6. We get too comfortable.  Guess what…the Golden Age of Dentistry is over.  It officially ended (more…)

Do You Recognize the 9 Signs of Practice Stagnation?

June 11, 2012

Filed under: Philosophy — Tags: , — Barry @ 10:05 PM

I am a different person than I was twenty years ago. Back then I hated dentisttry.  I think burnt out would be an appropriate term.  I was twenty pounds heavier, out of shape and spent most  nights at the Meadowlands Racetrack running away from my responsibilities.  I made money in my practice because back then everyone made money in dentistry, but I was pretty unhappy and  clinically depressed.

Then things changed.

Those who have read my book, The Art of the Examination know that the event that changed my life was getting Type II diabetes.  My life hasn’t been the same since.  I changed!  It wasn’t easy and it took incredible discipline.  Now twenty years later, I have a successful practice that I enjoy going to and work with staff and patients that I feel I make a difference in their lives.  I don’t gamble anymore.  I have lost all my excess weight.  My Body Mass Index is an incredible 23.  How I did it isn’t the point of this post…what is the point?

That most dentists get stuck in a rut and watch their practices and lives decline over time because of a natural immunity or resistance to change.  In today’s much tougher environment it is essential that we continue to reinvent ourselves in order to keep up with the current conditions.
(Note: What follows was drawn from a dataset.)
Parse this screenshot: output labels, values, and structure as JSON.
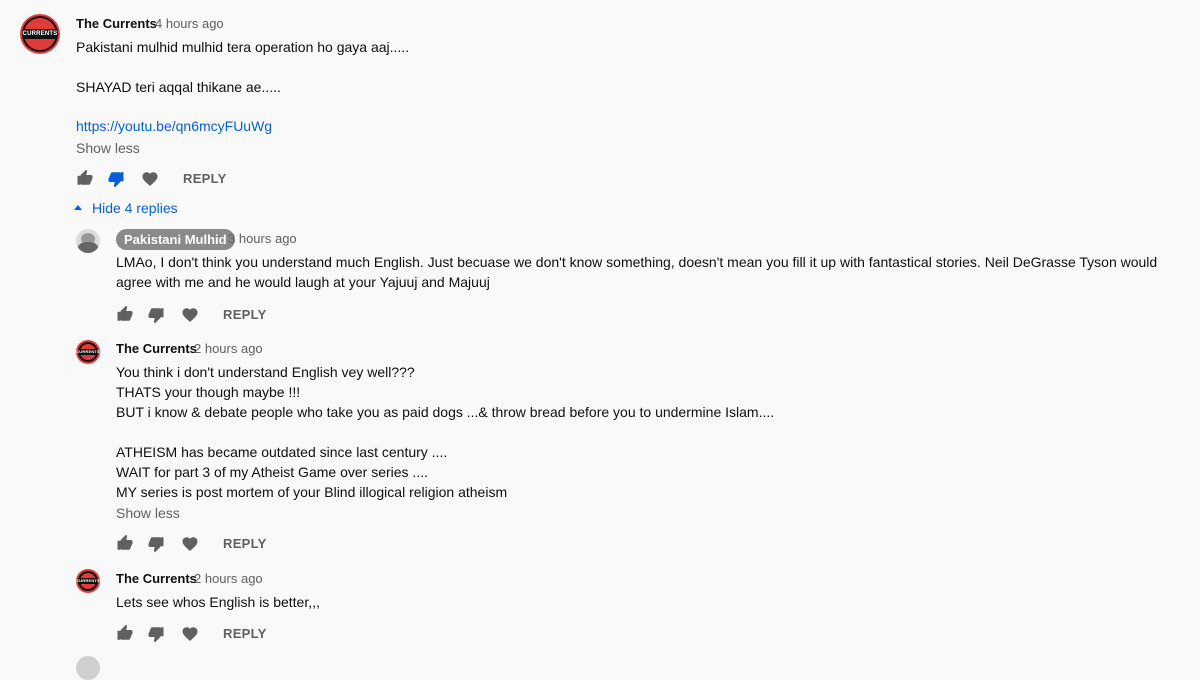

The following are 9 reasons why we resist change and some tips on how to break out of this.  This post will be continued as a 2 part series.

1. Lack of a financial safety net.  When I graduated from dental school I made up my mind that I would retire by thirty-five. Heh!  That was my first deception.  I incurred debt and and got behind the eight ball.  I got caught up in buying toys and neglected the softer side of practice, or trying to provide patients with meaningful work.  This left me unhappy.  I used to say that when I made more money (more…)